William Henry Howe
William Henry Howe (22 November 1846 in Ravenna, Ohio – 16 March 1929 in Bronxville, New York) was an American painter supple in Bronxville.
Howe was a student of Otto de Thoren and Vuillefroy. He first worked in Paris, where he painted scenes from the rustic computer graphics in Normandy.
Howe acknowledged many awards, notably a third-class medal at the Paris Salon of 1888; the Temple Gold Medal from the Pennsylvania Academy of the Fine Arts in 1890; a medal at the World's Columbian Exposition in Chicago in 1893; bronze medal at the Cotton States and International Exposition in Atlanta in 1895; and a silver medal at the Pan-American Exposition in Buffalo in 1901.
He was elected a member of the National Academy in 1897 and made a Chevalier of the Legion of Honor in 1899.
According to Howe's Biographer, “His paintings were honest transcripts from nature, faithfully cooked up from many studies and sketches from endeavor observations, however he knew his cattle so skillfully that France decked out him bearing in mind the [Cross of the] Legion of Honor.”
Howe was part of the Old Lyme Art Colony centered at Florence Griswold's boardinghouse in Old Lyme, Connecticut.
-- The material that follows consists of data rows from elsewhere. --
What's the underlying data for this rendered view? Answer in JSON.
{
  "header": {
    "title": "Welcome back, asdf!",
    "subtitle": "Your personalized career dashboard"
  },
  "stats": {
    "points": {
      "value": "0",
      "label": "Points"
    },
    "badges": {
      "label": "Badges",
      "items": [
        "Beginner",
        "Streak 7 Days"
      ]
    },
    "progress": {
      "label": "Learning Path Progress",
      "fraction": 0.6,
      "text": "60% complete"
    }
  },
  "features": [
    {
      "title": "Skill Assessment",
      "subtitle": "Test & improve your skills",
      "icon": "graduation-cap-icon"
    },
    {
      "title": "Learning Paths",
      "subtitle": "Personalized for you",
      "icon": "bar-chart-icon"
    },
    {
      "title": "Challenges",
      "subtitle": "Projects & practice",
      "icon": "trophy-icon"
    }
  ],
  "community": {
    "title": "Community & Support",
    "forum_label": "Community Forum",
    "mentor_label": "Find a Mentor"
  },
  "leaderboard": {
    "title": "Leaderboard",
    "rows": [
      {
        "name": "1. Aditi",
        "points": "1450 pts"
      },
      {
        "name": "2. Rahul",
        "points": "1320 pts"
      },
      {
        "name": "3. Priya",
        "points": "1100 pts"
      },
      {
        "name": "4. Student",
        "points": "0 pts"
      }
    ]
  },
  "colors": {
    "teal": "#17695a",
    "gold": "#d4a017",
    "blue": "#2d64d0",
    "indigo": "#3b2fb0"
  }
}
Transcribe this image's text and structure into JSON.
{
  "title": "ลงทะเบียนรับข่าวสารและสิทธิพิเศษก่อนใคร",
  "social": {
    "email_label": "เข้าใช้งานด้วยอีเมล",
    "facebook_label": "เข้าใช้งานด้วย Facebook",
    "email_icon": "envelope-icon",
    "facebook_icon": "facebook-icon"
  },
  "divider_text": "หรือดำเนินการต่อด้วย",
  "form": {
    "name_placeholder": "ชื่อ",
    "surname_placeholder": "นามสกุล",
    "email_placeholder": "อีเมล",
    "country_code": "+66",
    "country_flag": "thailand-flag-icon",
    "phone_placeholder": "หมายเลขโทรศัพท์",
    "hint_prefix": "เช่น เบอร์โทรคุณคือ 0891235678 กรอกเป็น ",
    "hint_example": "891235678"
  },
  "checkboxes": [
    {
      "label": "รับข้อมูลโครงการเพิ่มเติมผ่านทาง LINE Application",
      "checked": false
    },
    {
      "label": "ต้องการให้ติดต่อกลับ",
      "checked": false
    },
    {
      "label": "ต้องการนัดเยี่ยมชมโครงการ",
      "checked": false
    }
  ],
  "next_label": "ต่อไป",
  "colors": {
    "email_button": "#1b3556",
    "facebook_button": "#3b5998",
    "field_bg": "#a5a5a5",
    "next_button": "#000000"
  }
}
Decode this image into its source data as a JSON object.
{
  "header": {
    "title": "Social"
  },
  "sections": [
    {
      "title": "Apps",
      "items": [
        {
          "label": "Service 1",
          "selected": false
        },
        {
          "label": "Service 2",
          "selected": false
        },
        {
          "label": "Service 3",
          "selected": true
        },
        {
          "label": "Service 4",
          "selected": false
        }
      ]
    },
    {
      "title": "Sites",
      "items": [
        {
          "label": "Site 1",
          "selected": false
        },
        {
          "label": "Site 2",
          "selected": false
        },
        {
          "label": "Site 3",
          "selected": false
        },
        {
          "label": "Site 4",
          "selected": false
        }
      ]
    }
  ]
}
Howe there played the role of the benign "Uncle," as the younger artists called him.